When June and Paul knew that they would be taking the reigns of the Featherbed Railroad they envisioned some new ideas for the landmark including a fresh concept for one of the rooms. Today you can make your reservation in that vision as Midnight in Paris is now a reality.
Where the former Lovers Caboose once stood, Midnight in Paris takes its place and offers a fresh, clean and stylish way to spend a wonderful vacation in Lake County. But Midnight in Paris isn't simply a paint job, it's a whole new vision from floor to ceiling for this former caboose from the Southern Pacific.
This was no small project. It started with Paul and his cousin Grayson completely stripping the entire caboose from floor to ceiling. Gone was the ancient carpet, the tacky wall paneling and the furnishings. The bathroom was completely demolished with the odd yellow and light blue tile finding their way to the local dump along with the blue toilet.
Sometimes it's pretty incredible to think about what used to be in style.
Step one of the process was all new plumbing including completely professionally resurfacing the two-person Jacuzzi tub with a neutral color. The resurfacing makes the tub look and feel brand new and it's just beautiful.
Next up all new plumbing and fixtures surrounded by beautiful Carrara marble tile.
Once the bathroom was completed the next step was the walls in the main room. A caboose is a unique structure to be sure and is made of two layers of heavy steel sheet. But this doesn't work for using traditional building materials so you first have to build a wooden "cage" inside the caboose to which you can affix new traditional wall boards.
"One of the things I discovered is that there isn't a proper right angle anywhere in this thing," said Paul about his experience building out the project. So plans to create a new interior were made more difficult by the fact that this 70-year-old vehicle has probably derailed more than once and that it was likely hand-built in Southern Pacific's yards. Yes, the bullet marks on it prove it was well made but that doesn't mean it was made with an eye towards being a fancy room.
Among the challenges were the beams in the original ceiling and Paul and Grayson had to notch out the crown molding specifically to accommodate these. Not that they're equidistant or even perfectly straight - measure once. Twice. Three times. Then cross your fingers and work carefully.
The new flooring was another challenge with the caboose floor being comprised of relatively rough-hewn boards that had had all sorts of railroad stuff dragged over them. Laying a beautiful new wooden floor so that it looks straight was more than a challenge and several flooring specialists took one look and ran the other way, so it was Paul and Grayson who did the work themselves.

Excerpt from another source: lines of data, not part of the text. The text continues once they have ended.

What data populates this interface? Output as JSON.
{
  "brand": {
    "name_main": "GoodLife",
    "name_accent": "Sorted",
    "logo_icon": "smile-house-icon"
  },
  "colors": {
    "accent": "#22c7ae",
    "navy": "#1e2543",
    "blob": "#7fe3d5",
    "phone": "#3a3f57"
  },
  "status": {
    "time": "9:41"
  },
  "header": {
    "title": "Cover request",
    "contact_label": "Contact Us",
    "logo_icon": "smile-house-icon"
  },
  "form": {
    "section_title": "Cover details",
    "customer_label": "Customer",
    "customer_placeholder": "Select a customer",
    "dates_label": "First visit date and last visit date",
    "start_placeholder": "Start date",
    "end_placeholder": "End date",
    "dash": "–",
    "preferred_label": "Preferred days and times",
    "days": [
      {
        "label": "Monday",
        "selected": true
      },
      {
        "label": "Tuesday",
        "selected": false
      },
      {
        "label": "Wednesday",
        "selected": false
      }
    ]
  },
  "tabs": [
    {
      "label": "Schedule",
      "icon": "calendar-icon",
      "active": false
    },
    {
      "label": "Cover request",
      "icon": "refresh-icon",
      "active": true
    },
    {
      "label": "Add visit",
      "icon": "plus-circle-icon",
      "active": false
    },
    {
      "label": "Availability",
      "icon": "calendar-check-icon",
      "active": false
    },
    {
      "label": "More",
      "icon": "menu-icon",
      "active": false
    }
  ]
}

While Paul and Grayson and June were working on the bones of the room and adding decorative touches, the team was also combing local shops and the World Wide Web for just the perfect decorative touches.
Who knew that they would find things like a grand bicyclette table or a beautiful black Chaise Longue (lounge) or even that fer forgé mirror? Some of the other touches were more the handiwork of June as she turned vintage items into fitting pieces of the puzzle with decorative painting and resurfacing.
Of course everything you touch is new in the room as well - the linens, the curtains, and even the bed.
We hope you love Midnight in Paris as much as we have loved making this new experience for you. While we've certainly learned a lot about cabooses and how they were built. And now we have more stories and experiences that we'd love to share with you on your next visit to the Featherbed Railroad.
Written by Anthony Barthel
A blog about happenings in Lake County.